Juliana Kálnay tells the story of an apartment building where nothing is as it should be.
There is Lina, whose husband Don undergoes a radical transformation – into a tree. The apartment on the fourth floor seems to have swallowed a family whole. Little Eli eats stones; if he’s not fed in time he gnaws through walls. Maia often plays hide-and-seek, loves to dig holes in the earth with her shovel-like hands, and one day mysteriously disappears. Rita was born in the house on the day her parents moved in and has lived there the longest. When she falls ill, it is almost as if the end is inevitable.
Kálnay’s remarkable debut novel is steeped in magical realism, folk tales and surreal elements. Transformations and disappearances feature heavily. It is clear from the start that these tales rely heavily on memories and are not always reliable: some story threads crystallise out of a jumble of voices, while others remain unresolved. As a result, the whole novel is steeped in melancholy, mystery and wistfulness. Kálnay’s is a striking new voice and the short, haunting chapters of her debut are hard to forget.
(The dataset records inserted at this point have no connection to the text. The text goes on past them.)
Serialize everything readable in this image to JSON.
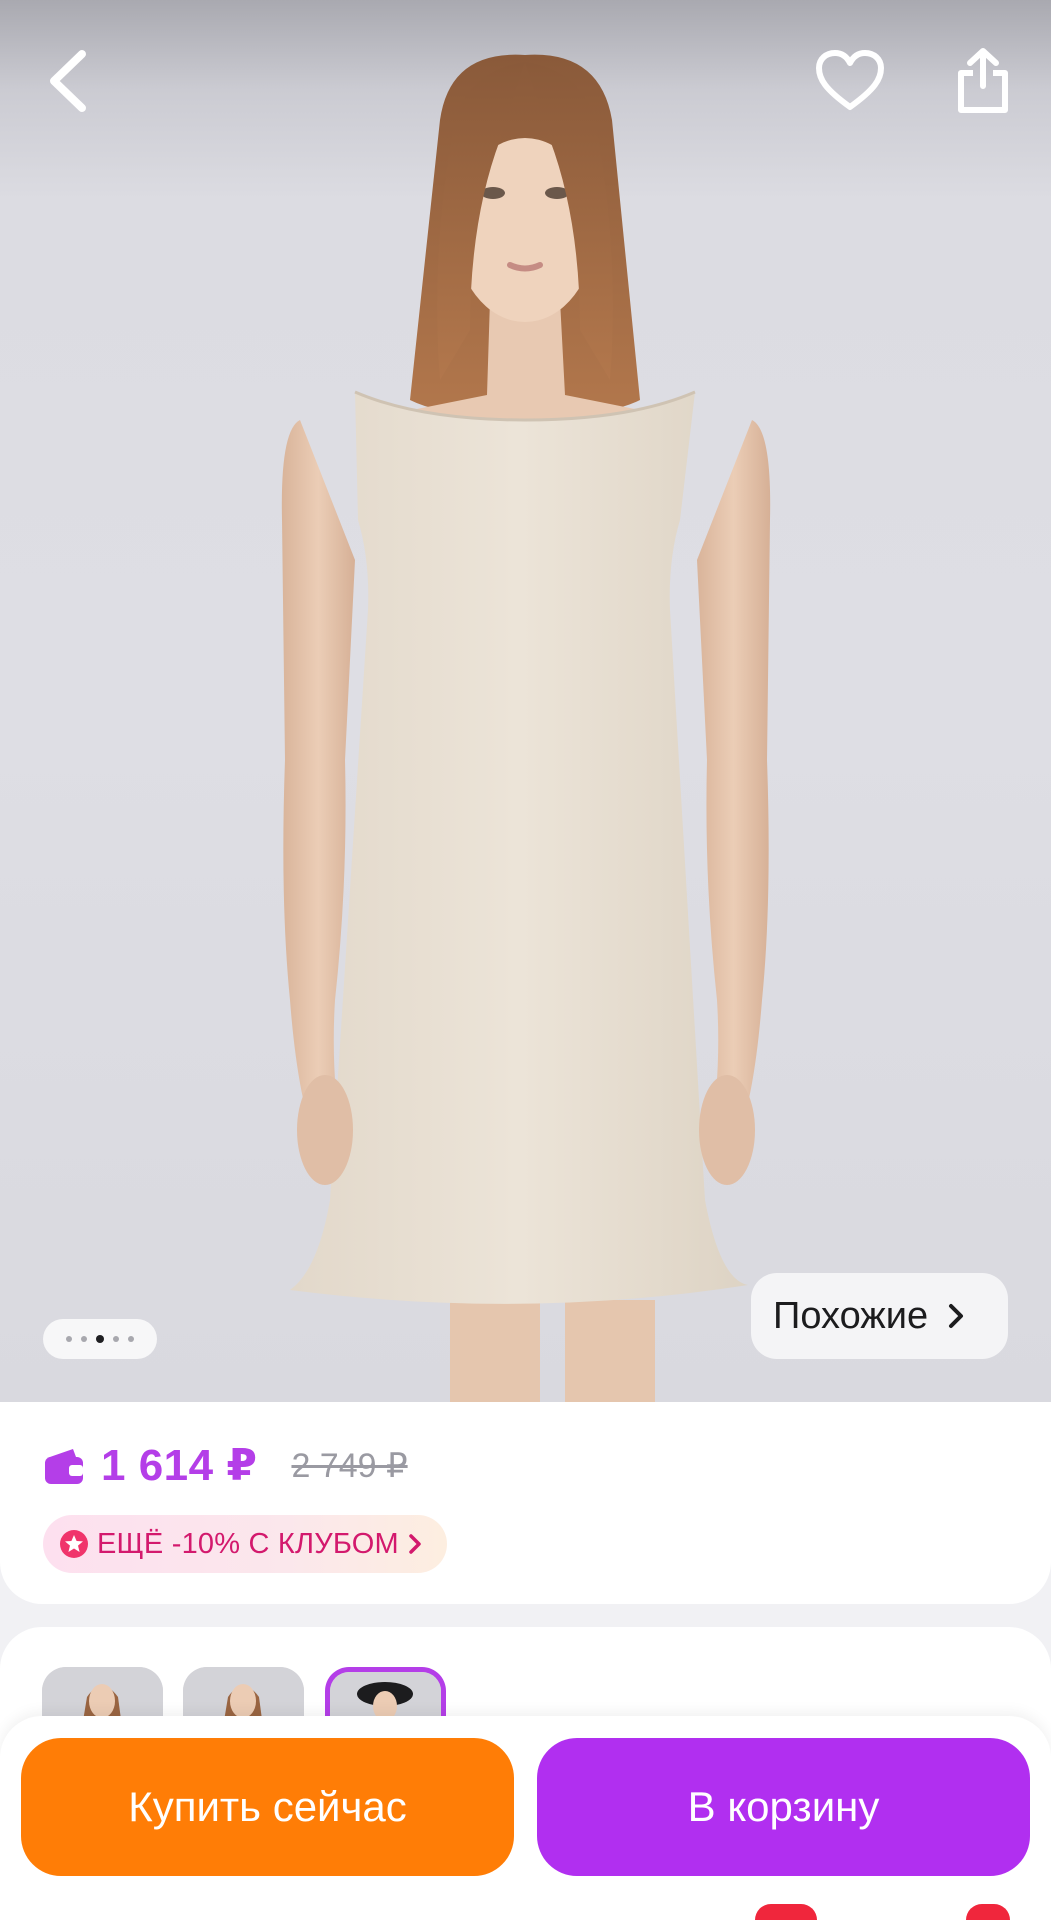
{
  "nav": {
    "back_icon": "chevron-left-icon",
    "favorite_icon": "heart-outline-icon",
    "share_icon": "share-icon"
  },
  "gallery": {
    "dot_count": 5,
    "active_index": 2
  },
  "similar": {
    "label": "Похожие",
    "icon": "chevron-right-icon"
  },
  "price": {
    "current": "1 614 ₽",
    "old": "2 749 ₽",
    "wallet_icon": "wallet-icon"
  },
  "club": {
    "label": "ЕЩЁ -10% С КЛУБОМ",
    "icon": "star-badge-icon"
  },
  "variants": {
    "selected_index": 2
  },
  "actions": {
    "buy_now": "Купить сейчас",
    "add_to_cart": "В корзину"
  },
  "colors": {
    "accent_purple": "#b43ee8",
    "buy_orange": "#ff7d06",
    "cart_purple": "#b12ff0",
    "club_pink": "#d3196d"
  }
}
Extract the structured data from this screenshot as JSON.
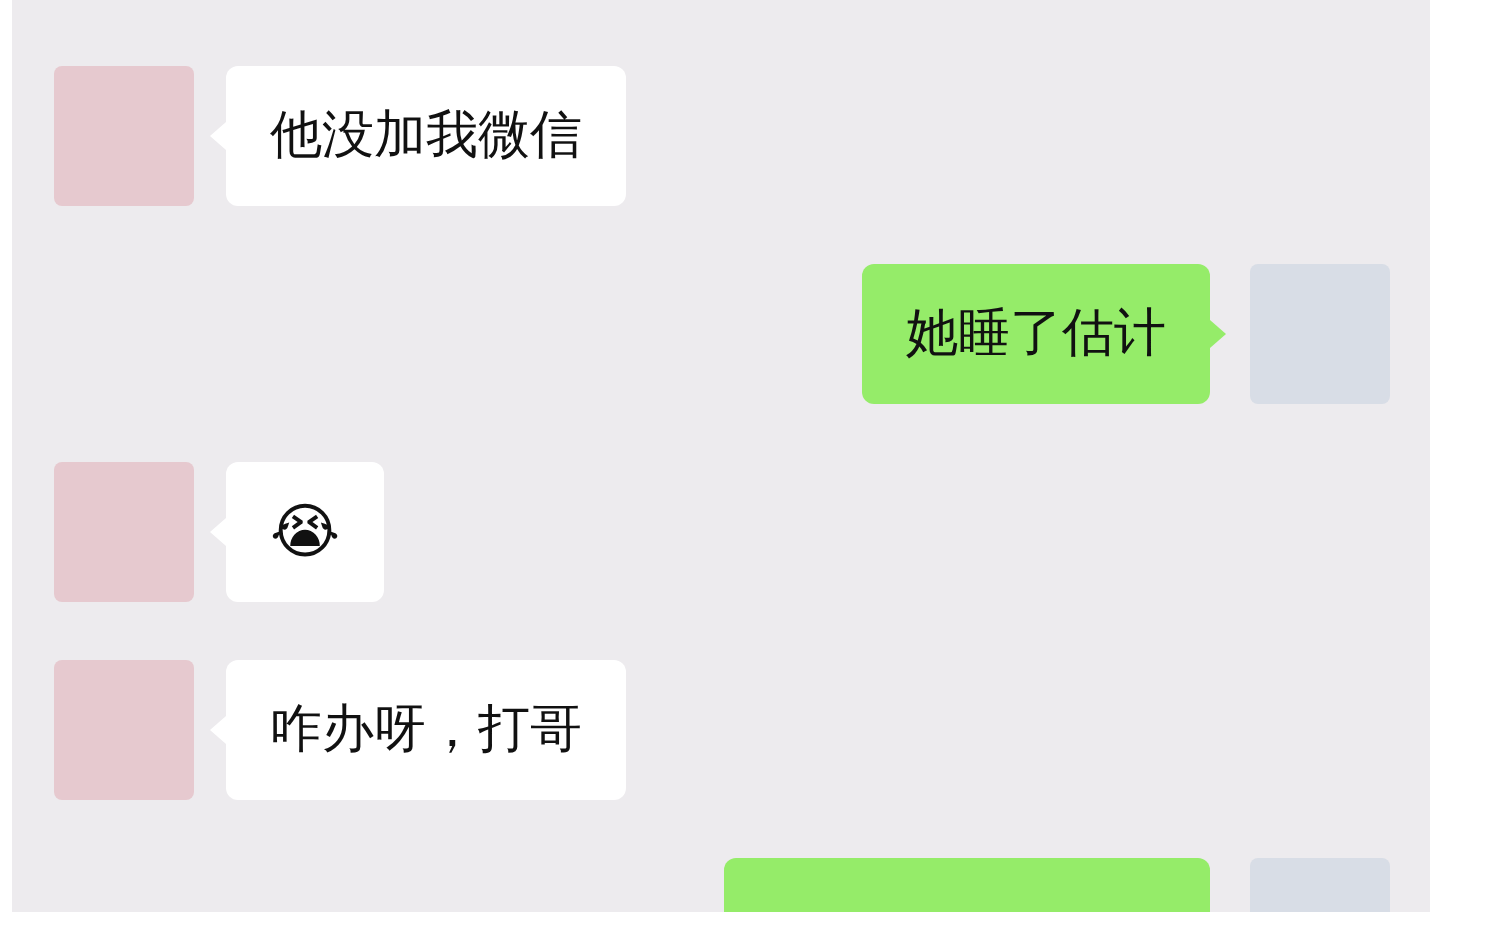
{
  "messages": [
    {
      "outgoing": false,
      "kind": "text",
      "text": "他没加我微信"
    },
    {
      "outgoing": true,
      "kind": "text",
      "text": "她睡了估计"
    },
    {
      "outgoing": false,
      "kind": "emoji",
      "text": "😭"
    },
    {
      "outgoing": false,
      "kind": "text",
      "text": "咋办呀，打哥"
    },
    {
      "outgoing": true,
      "kind": "cut"
    }
  ]
}
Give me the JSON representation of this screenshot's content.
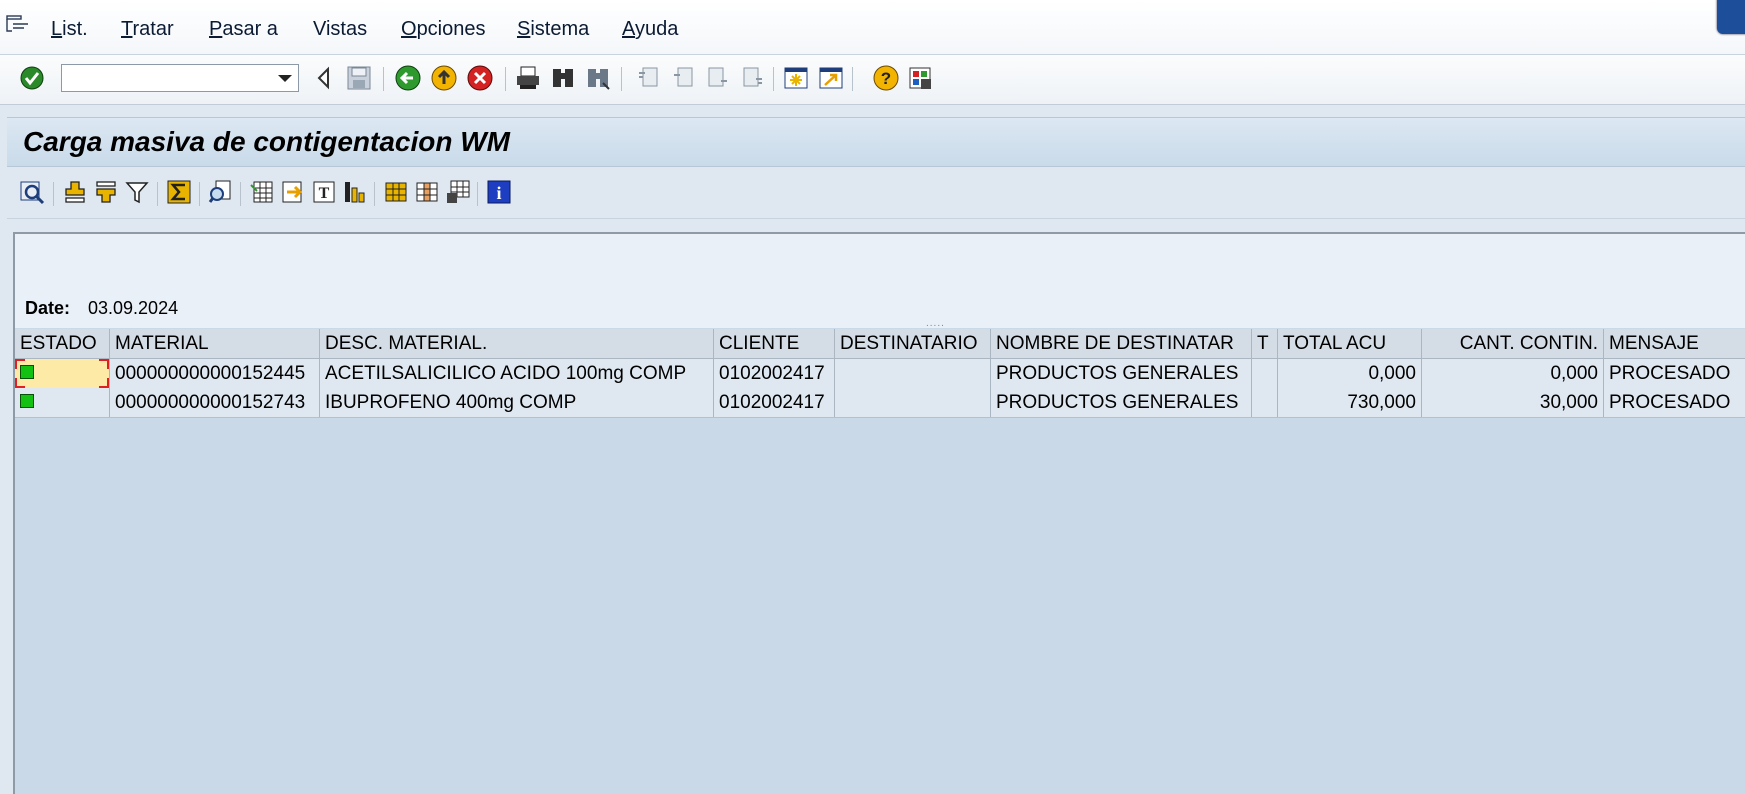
{
  "menu": {
    "items": [
      {
        "label": "List.",
        "ul": "L",
        "rest": "ist."
      },
      {
        "label": "Tratar",
        "ul": "T",
        "rest": "ratar"
      },
      {
        "label": "Pasar a",
        "ul": "P",
        "rest": "asar a"
      },
      {
        "label": "Vistas",
        "ul": "",
        "rest": "Vistas"
      },
      {
        "label": "Opciones",
        "ul": "O",
        "rest": "pciones"
      },
      {
        "label": "Sistema",
        "ul": "S",
        "rest": "istema"
      },
      {
        "label": "Ayuda",
        "ul": "A",
        "rest": "yuda"
      }
    ]
  },
  "toolbar": {
    "command_value": "",
    "icons": [
      "enter-icon",
      "back-arrow-icon",
      "save-icon",
      "back-icon",
      "exit-icon",
      "cancel-icon",
      "print-icon",
      "find-icon",
      "find-next-icon",
      "first-page-icon",
      "previous-page-icon",
      "next-page-icon",
      "last-page-icon",
      "create-session-icon",
      "shortcut-icon",
      "help-icon",
      "layout-icon"
    ]
  },
  "title": "Carga masiva de contigentacion WM",
  "alv_toolbar": {
    "icons": [
      "details-icon",
      "sort-ascending-icon",
      "sort-descending-icon",
      "filter-icon",
      "sum-icon",
      "print-preview-icon",
      "export-spreadsheet-icon",
      "export-file-icon",
      "word-processing-icon",
      "graphic-icon",
      "layout-select-icon",
      "layout-change-icon",
      "layout-save-icon",
      "info-icon"
    ]
  },
  "header": {
    "date_label": "Date:",
    "date_value": "03.09.2024"
  },
  "grid": {
    "columns": [
      "ESTADO",
      "MATERIAL",
      "DESC. MATERIAL.",
      "CLIENTE",
      "DESTINATARIO",
      "NOMBRE DE DESTINATAR",
      "T",
      "TOTAL ACU",
      "CANT. CONTIN.",
      "MENSAJE"
    ],
    "rows": [
      {
        "estado": "green",
        "material": "000000000000152445",
        "desc": "ACETILSALICILICO ACIDO 100mg COMP",
        "cliente": "0102002417",
        "destinatario": "",
        "nombre": "PRODUCTOS GENERALES",
        "t": "",
        "total": "0,000",
        "cant": "0,000",
        "mensaje": "PROCESADO"
      },
      {
        "estado": "green",
        "material": "000000000000152743",
        "desc": "IBUPROFENO 400mg COMP",
        "cliente": "0102002417",
        "destinatario": "",
        "nombre": "PRODUCTOS GENERALES",
        "t": "",
        "total": "730,000",
        "cant": "30,000",
        "mensaje": "PROCESADO"
      }
    ]
  },
  "colors": {
    "status_ok": "#13c113",
    "title_bg": "#c9dae9",
    "grid_bg": "#cad9e7"
  }
}
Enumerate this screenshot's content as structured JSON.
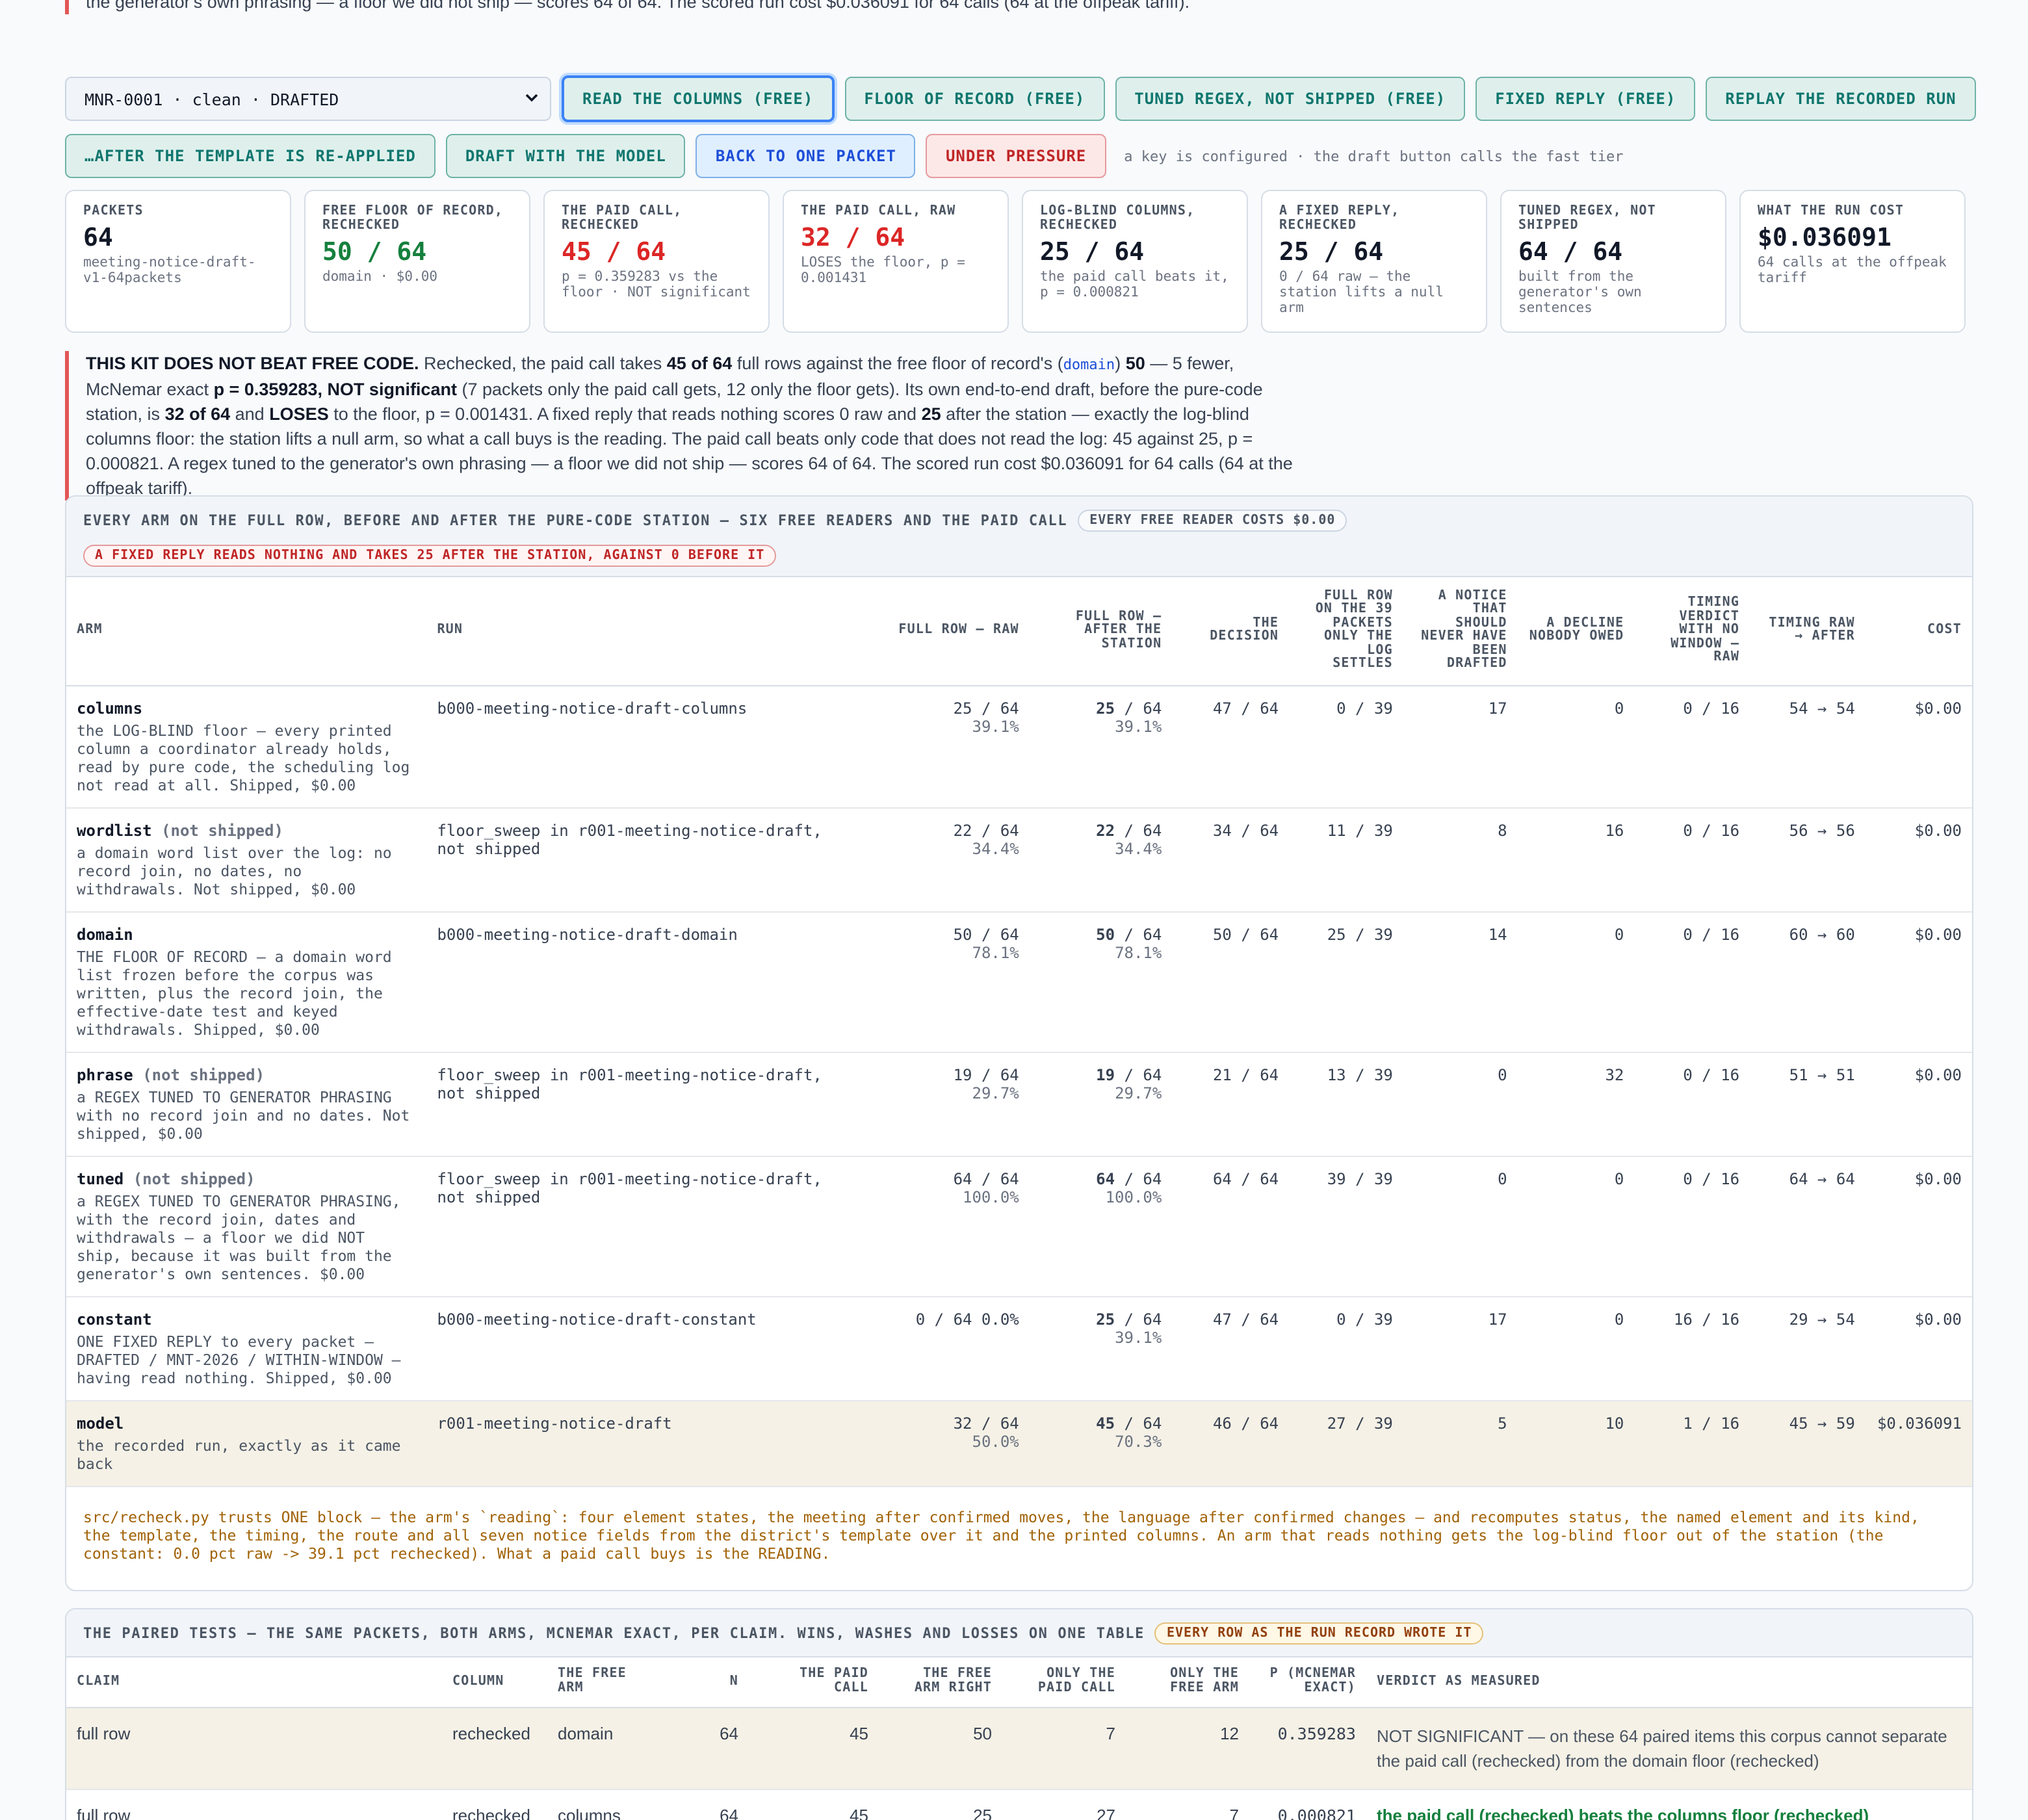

A sample translation of the novel's opening will be available here in mid-April.
Verlag Klaus Wagenbach GmbH
Emser Straße 40/41
10719 Berlin Germany
Tel: +49 30 235151 41
Contact: Annette Wassermann
Verlag Klaus Wagenbach is an independent publishing house founded in 1964 in Berlin. Its programme comprises contemporary and twentieth-century literature, cultural history, the history of art, and politics. A particular area of interest is Italian literature, alongside translations from the French, Spanish and English and original German-language works. Among its authors are A. L. Kennedy, Erich Fried, Sergio Pitol, Jorge Edwards, Andrea Camilleri, Natalia Ginzburg, Luigi Malerba, Manuel Vázquez Montalban, Michel Houellebecq, Peter Burke, Natalie Zemon Davies and Stephen Greenblatt. The house has been called ‘the independent publisher for wild readers.’